“We want to see how stream flow varies across the different landscapes and also how the stream flow varies over time,” he said. “We feel we have been addressing something that has been puzzling the scientific community for a while – how these mountainous, headwater streams work given the scenario of urbanization.”

An ‘impaired’ waterway

The N.C. Division of Water Quality tests local waterways every two years, and in 2010 and 2012 it listed the East Fork of the New River near the Boone Greenway as “impaired” based on its biological integrity. Gu said he finds this interesting since Boone does not have a major industry, as is typical with other areas of the U.S. with polluted waterways.

“I wanted to see what causes this ‘impaired’ stream, so I launched this research project to see how urbanization affects stream flow and water quality, which is critical for aquatic ecosystems,” he said. If water sources are harmed, either by contaminants or decreased water levels and stream flow, fish and other species will be put in danger, he explained.

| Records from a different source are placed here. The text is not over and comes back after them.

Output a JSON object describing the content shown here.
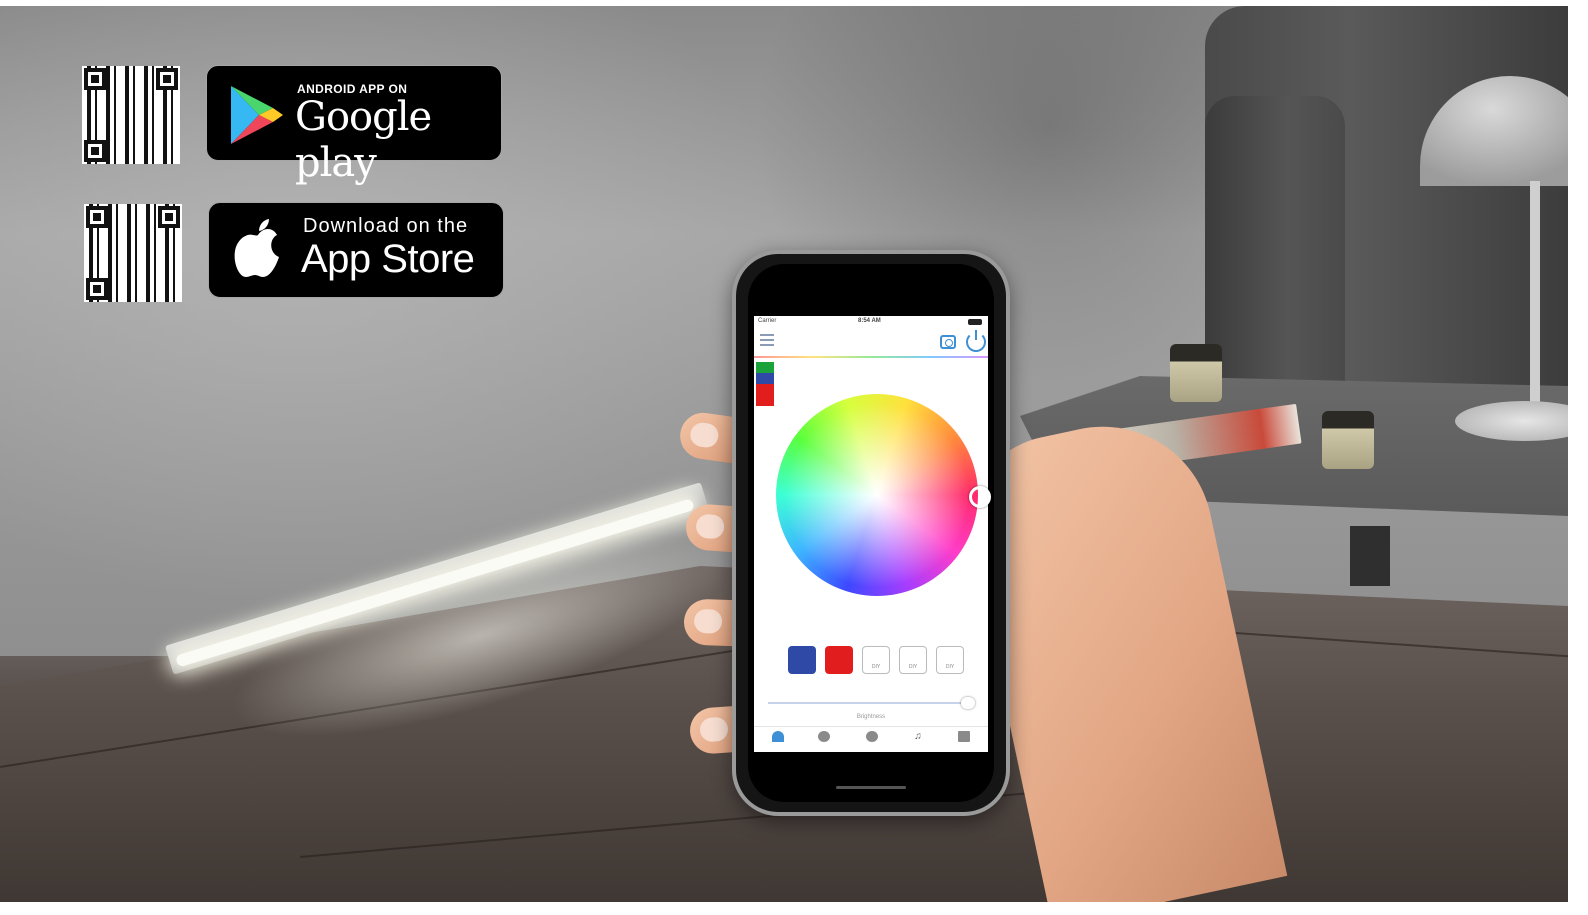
{
  "stores": {
    "google": {
      "small_label": "ANDROID APP ON",
      "big_label": "Google play"
    },
    "apple": {
      "small_label": "Download on the",
      "big_label": "App Store"
    }
  },
  "phone_app": {
    "preset_labels": [
      "DIY",
      "DIY",
      "DIY"
    ],
    "selected_color_swatches": [
      "#2f4aa6",
      "#e21d1d"
    ],
    "brightness_label": "Brightness",
    "brightness_level": 0.97,
    "tabs": [
      {
        "icon": "lamp-icon",
        "active": true
      },
      {
        "icon": "mode-icon",
        "active": false
      },
      {
        "icon": "mic-icon",
        "active": false
      },
      {
        "icon": "music-icon",
        "active": false
      },
      {
        "icon": "qr-icon",
        "active": false
      }
    ],
    "accent_color": "#3d8fd6"
  }
}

“There is not much scientific research on headwaters, especially in such rugged landscapes. This data fills the gap,” Gu said.

In the two years he has been collecting data on the seven creeks, Gu said he has observed dynamic patterns such as daily and seasonal variations in water temperature and occasional, unexplained spikes of chemical contaminants. He also has observed increased flash flooding in the urbanized areas of Boone, which he attributes to increased urban development.

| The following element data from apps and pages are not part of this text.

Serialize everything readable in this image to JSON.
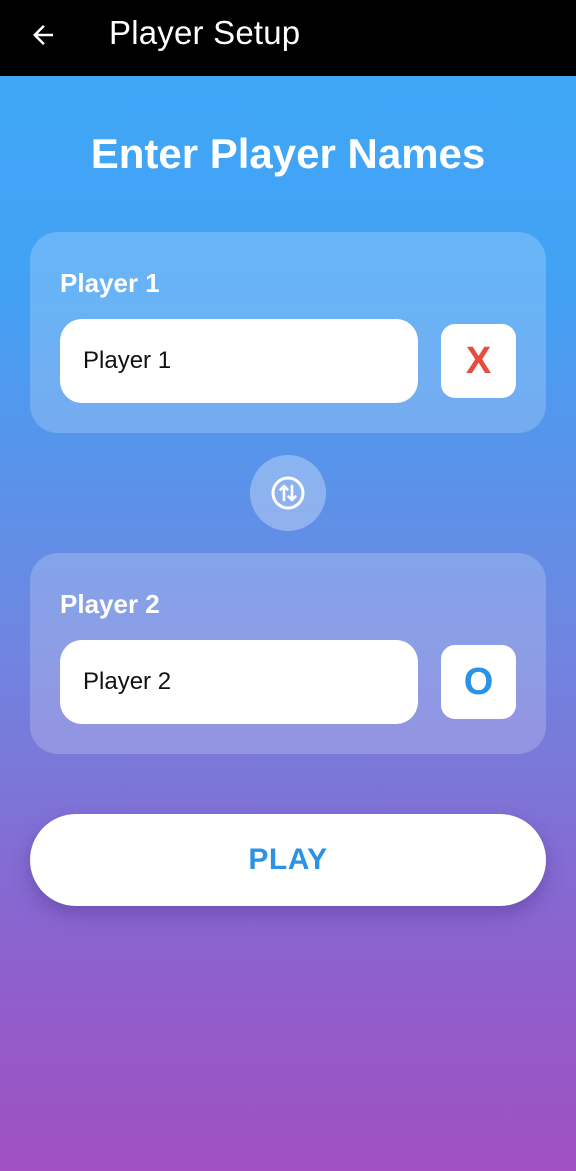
{
  "appbar": {
    "title": "Player Setup",
    "back_icon": "arrow-left-icon"
  },
  "heading": "Enter Player Names",
  "players": [
    {
      "label": "Player 1",
      "name_value": "Player 1",
      "symbol": "X",
      "symbol_color": "#e74c3c"
    },
    {
      "label": "Player 2",
      "name_value": "Player 2",
      "symbol": "O",
      "symbol_color": "#2b93e6"
    }
  ],
  "swap_icon": "swap-vertical-icon",
  "play_label": "PLAY",
  "colors": {
    "accent": "#2b93e6",
    "x_symbol": "#e74c3c",
    "gradient_top": "#3fa9f8",
    "gradient_bottom": "#a050c0",
    "appbar": "#000000"
  }
}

With more pavement and concrete, known as impervious surfaces, rainwater cannot soak into the ground and replenish the ground water that feeds the streams gradually, he explained. Instead, the rainwater has nowhere to go but directly into the storm sewer or drainage pipe. As this runoff enters streams, the sudden addition of water causes streams to overflow their banks and generates floods. In addition, this storm runoff carries pollutants and contaminates streams.

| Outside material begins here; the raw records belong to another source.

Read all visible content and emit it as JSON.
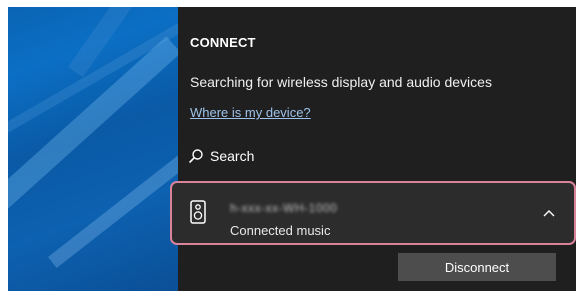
{
  "panel": {
    "title": "CONNECT",
    "status": "Searching for wireless display and audio devices",
    "help_link": "Where is my device?",
    "search_label": "Search"
  },
  "device": {
    "name": "h-xxx-xx-WH-1000",
    "status": "Connected music",
    "icon": "speaker-icon",
    "expand_icon": "chevron-up-icon",
    "highlight_color": "#d9839a"
  },
  "actions": {
    "disconnect_label": "Disconnect"
  },
  "colors": {
    "panel_bg": "#1f1f1f",
    "wallpaper": "#0b6fc4",
    "link": "#9ec3ea",
    "button_bg": "#4d4d4d"
  }
}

A clearer picture

Monitoring these headwater creeks so they can be better protected is important, Gu said, because they feed larger rivers and lakes. In the Southern Appalachians, 75-80 percent of the stream networks consist of headwater streams. “They serve as the ‘water tower’ to the extensive downstream communities in the Piedmont and Coastal Plain,” he said. “We feel we can do something for our local area that larger regulatory agencies cannot because they don’t test water quality and quantity of small, local streams often or they don’t test them adequately.”

His data, for example, has shown that Boone Creek running through Appalachian’s campus – which is not listed as “impaired” by the N.C. Division of Water Quality – has levels of chloride, nitrate and sulfate that are three to eight times higher than in the East Fork. “The concentrations of those pollutants clearly indicate the more degraded water quality of Boone Creek as affected by urban development. In addition, water temperature is also higher in Boone Creek than East Fork, which threatens many aquatic lives such as trout, a fish species extremely sensitive to thermal pollution,” Gu said.

The work of Appalachian’s interdisciplinary team – which consists of faculty members in chemistry, geology and biology and the social sciences – can help policymakers make scientifically sound decisions to protect water resources, Gu said. It can also encourage local citizens to act to protect water resources and address how to handle interest conflict between government agencies and private landowners.

The cash award associated with the Wachovia Environmental Award will allow Gu to enhance the team’s work by purchasing rain water collectors and a weather station to determine the chemical composition of rain and how that affects the chemical composition of the streams.

Gu has three undergraduate students who assist with his research. “They are really excited because they get a chance to work on a project addressing their local, scientific questions,” Gu said.

A native of China, Gu worked as a researcher in Berkeley Water Center at University of California, Berkeley before coming to Appalachian.